- View the Carlsbad Caverns Map.
- During Visitor Center hours, the Carlsbad Caverns Trading Company restaurant sells grab-and-go sandwiches, salads, yogurt, and snacks, as well as hot sandwiches, tacos, burritos, and fresh salads. A variety of bottled, fountain, and hot drinks are also available. The Underground Lunchroom also has a light snack bar.
- Picnic tables are located at the east end of the Visitor Center parking lot and at the Rattlesnake Springs Picnic Area, about 15 miles from the Visitor Center.
- Tripod photography is welcome at Carlsbad Caverns, but not on guided tours.
- Carlsbad Caverns has two entries in the National Register of Historic Places — the Rattlesnake Springs Historic District above ground and the Cavern Historic District below ground. It was designated an UNESCO World Heritage Site in 1995.
- Almost half-a-million bats across 17 species live inside Carlsbad Caverns.
- Carlsbad Caverns National Park offers no overnight lodging or campgrounds. Consider camping at Guadalupe Mountains National Park campground only 40 minutes away in Texas.
- Be sure to wear comfortable walking shoes and consider bringing a light jacket or sweater as the year-round temperature in the cave is 56ºF. You can bring a flashlight or headlamp, you don’t need to because the cavern is lit. Plain water is also allowed.

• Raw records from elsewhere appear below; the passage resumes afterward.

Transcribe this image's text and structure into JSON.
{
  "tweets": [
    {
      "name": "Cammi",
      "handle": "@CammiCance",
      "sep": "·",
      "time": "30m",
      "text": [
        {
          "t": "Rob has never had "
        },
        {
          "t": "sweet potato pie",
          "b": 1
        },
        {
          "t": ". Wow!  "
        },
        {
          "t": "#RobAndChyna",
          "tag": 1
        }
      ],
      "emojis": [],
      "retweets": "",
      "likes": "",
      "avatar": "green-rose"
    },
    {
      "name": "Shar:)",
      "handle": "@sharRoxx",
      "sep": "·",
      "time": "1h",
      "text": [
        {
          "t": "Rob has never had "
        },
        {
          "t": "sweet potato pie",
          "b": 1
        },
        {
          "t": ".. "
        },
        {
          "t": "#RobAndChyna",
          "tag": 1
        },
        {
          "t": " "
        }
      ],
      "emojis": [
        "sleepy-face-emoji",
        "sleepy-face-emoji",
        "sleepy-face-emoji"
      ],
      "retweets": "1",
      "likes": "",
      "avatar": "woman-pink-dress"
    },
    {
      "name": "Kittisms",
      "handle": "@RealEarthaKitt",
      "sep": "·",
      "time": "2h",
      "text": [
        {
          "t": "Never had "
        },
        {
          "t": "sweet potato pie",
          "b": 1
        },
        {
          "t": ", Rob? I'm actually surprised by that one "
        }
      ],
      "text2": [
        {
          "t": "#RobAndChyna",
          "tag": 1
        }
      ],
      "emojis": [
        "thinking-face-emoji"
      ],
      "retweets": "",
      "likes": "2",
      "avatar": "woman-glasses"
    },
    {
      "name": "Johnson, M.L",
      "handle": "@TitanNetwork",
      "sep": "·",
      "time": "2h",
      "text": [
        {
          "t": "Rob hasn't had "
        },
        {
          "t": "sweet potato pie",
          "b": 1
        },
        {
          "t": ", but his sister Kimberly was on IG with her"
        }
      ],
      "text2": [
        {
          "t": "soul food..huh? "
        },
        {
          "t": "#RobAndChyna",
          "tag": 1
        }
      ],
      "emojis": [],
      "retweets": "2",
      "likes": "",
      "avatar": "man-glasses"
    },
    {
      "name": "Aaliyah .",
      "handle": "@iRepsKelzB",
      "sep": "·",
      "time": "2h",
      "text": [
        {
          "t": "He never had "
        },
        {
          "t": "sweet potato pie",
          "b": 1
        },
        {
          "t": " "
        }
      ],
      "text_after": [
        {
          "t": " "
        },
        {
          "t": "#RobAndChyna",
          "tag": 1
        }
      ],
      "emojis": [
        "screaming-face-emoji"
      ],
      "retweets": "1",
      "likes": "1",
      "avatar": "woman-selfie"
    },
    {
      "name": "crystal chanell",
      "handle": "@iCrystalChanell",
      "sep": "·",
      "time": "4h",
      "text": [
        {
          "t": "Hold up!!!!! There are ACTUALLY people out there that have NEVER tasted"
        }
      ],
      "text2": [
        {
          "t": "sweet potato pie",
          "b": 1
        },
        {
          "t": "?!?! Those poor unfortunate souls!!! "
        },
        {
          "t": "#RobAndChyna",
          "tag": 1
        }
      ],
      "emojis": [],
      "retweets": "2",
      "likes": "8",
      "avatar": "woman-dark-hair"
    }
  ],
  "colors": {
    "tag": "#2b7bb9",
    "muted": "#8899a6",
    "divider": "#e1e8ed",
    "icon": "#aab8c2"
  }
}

- Dogs that are trained to do work or perform tasks for people with disabilities are permitted in the Bat Flight Amphitheater and the Big Room, and on the Natural Entrance trail and the King’s Palace tour.